Article

Genetic Resources and Crop Evolution

, Volume 43, Issue 1, pp 53-58

First online:

The wild ancestry of the cultivated artichoke

  • Aaron RottenbergAffiliated withDepartment of Evolution, Systematics and Ecology, The Hebrew University
  • , Daniel ZoharyAffiliated withDepartment of Evolution, Systematics and Ecology, The Hebrew University

Rent the article at a discount

Rent now

* Final gross prices may vary according to local VAT.

Get Access

Summary

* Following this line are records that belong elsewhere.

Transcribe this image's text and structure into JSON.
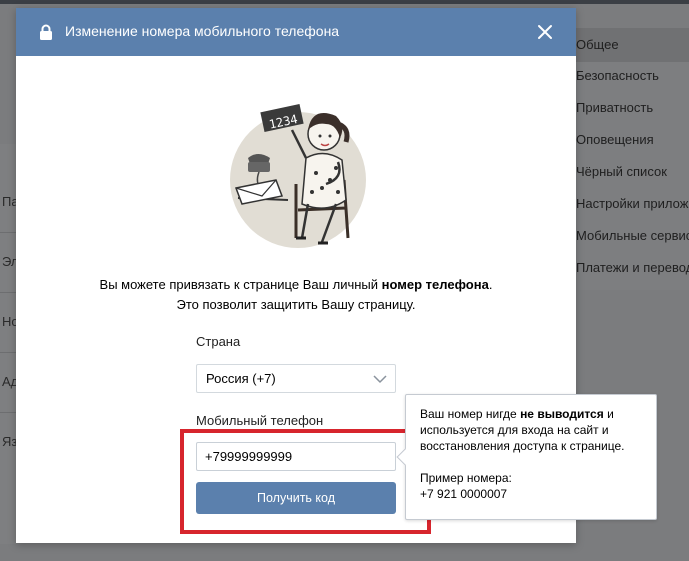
{
  "background": {
    "left_items": [
      "Па",
      "Эл",
      "Но",
      "Ад",
      "Яз"
    ],
    "right_menu": [
      "Общее",
      "Безопасность",
      "Приватность",
      "Оповещения",
      "Чёрный список",
      "Настройки приложений",
      "Мобильные сервисы",
      "Платежи и переводы"
    ]
  },
  "modal": {
    "title": "Изменение номера мобильного телефона",
    "description": {
      "line1_prefix": "Вы можете привязать к странице Ваш личный ",
      "line1_bold": "номер телефона",
      "line1_suffix": ".",
      "line2": "Это позволит защитить Вашу страницу."
    },
    "country_label": "Страна",
    "country_value": "Россия (+7)",
    "phone_label": "Мобильный телефон",
    "phone_value": "+79999999999",
    "submit_label": "Получить код",
    "illustration_card_text": "1234"
  },
  "tooltip": {
    "prefix": "Ваш номер нигде ",
    "bold": "не выводится",
    "suffix": " и используется для входа на сайт и восстановления доступа к странице.",
    "example_label": "Пример номера:",
    "example_value": "+7 921 0000007"
  },
  "colors": {
    "header": "#5b80ad",
    "button": "#5b80ad",
    "highlight": "#d7252d"
  }
}
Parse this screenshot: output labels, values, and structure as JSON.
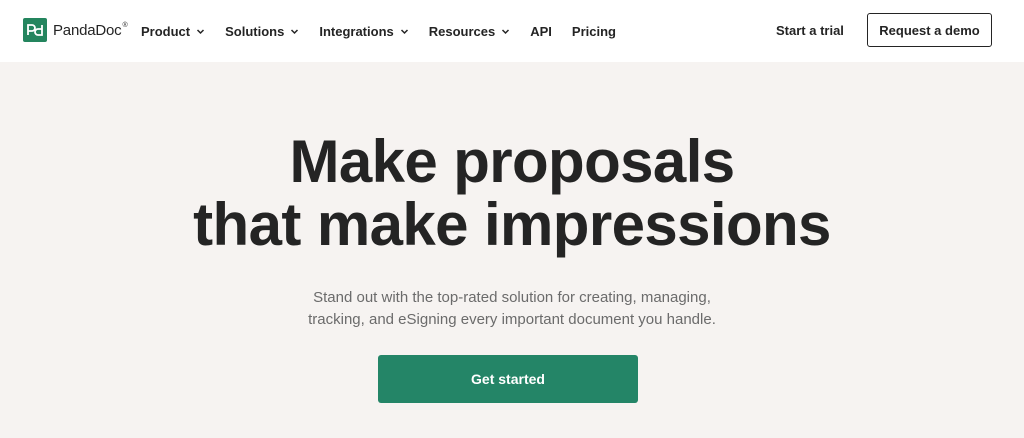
{
  "header": {
    "logo": {
      "icon": "pandadoc-logo-icon",
      "text": "PandaDoc",
      "trademark": "®",
      "brand_color": "#24855e"
    },
    "nav": [
      {
        "label": "Product",
        "has_dropdown": true
      },
      {
        "label": "Solutions",
        "has_dropdown": true
      },
      {
        "label": "Integrations",
        "has_dropdown": true
      },
      {
        "label": "Resources",
        "has_dropdown": true
      },
      {
        "label": "API",
        "has_dropdown": false
      },
      {
        "label": "Pricing",
        "has_dropdown": false
      }
    ],
    "start_trial_label": "Start a trial",
    "request_demo_label": "Request a demo"
  },
  "hero": {
    "headline_line1": "Make proposals",
    "headline_line2": "that make impressions",
    "subtitle_line1": "Stand out with the top-rated solution for creating, managing,",
    "subtitle_line2": "tracking, and eSigning every important document you handle.",
    "cta_label": "Get started",
    "cta_color": "#248567",
    "background_color": "#f6f3f1"
  }
}
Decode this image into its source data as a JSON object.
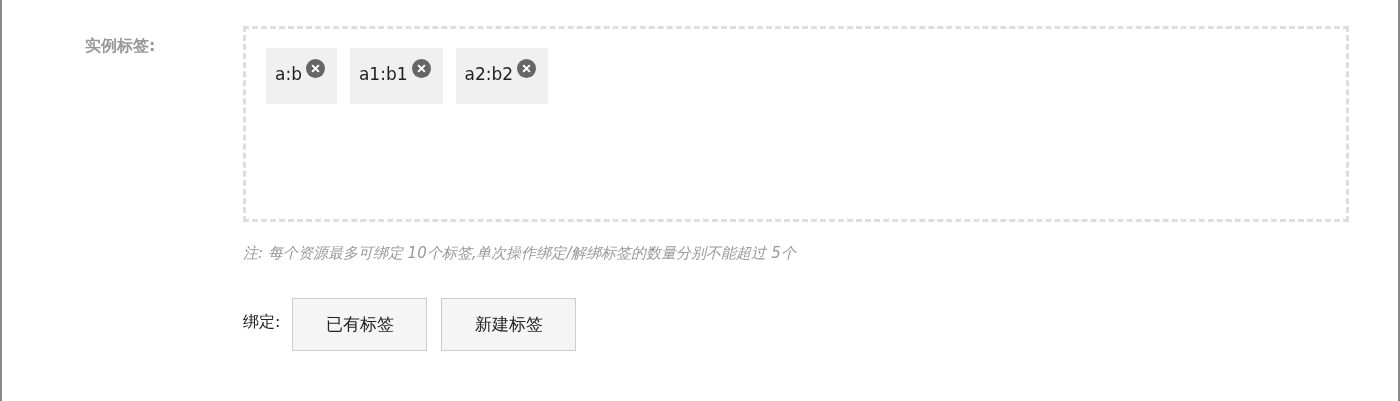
{
  "field_label": "实例标签:",
  "tags": [
    {
      "label": "a:b"
    },
    {
      "label": "a1:b1"
    },
    {
      "label": "a2:b2"
    }
  ],
  "note": "注: 每个资源最多可绑定 10个标签,单次操作绑定/解绑标签的数量分别不能超过 5个",
  "bind": {
    "label": "绑定:",
    "buttons": [
      "已有标签",
      "新建标签"
    ]
  }
}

The genetic affinities between the cultivated artichoke Cynara cardunculus L. var. scolymus (L.) Flori (= C. scolymus L.) and its wild relatives were tested by means of a crossing programme. The following wild taxa were involved: (i) wild cardoon C. carcundulus L. var. sylvestris (Lamk) Fiori, (ii) C. syriaca Boiss., (iii) C. cornigera Lindley, (iv) C. algarbiensis Cosson, (v) C. baetica (Spreng.) Pau (= C. alba Boiss.), and (vi) C. humilis L. Only the wild cardoon was found to be fully cross-compatible and fully infertile with the crop. In contrast, all other five wild Cynara species turned to be almost fully-or fully-cross-incompatible with the crop, and the few interspecific F1 hybrids recovered were partly or almost fully sterile. These finds establish the wild cardoon as the wild ancestor of the cultivated vegetable.

Key words

Cynara L. crossability and interfertility between the wild species and the cultivated artichoke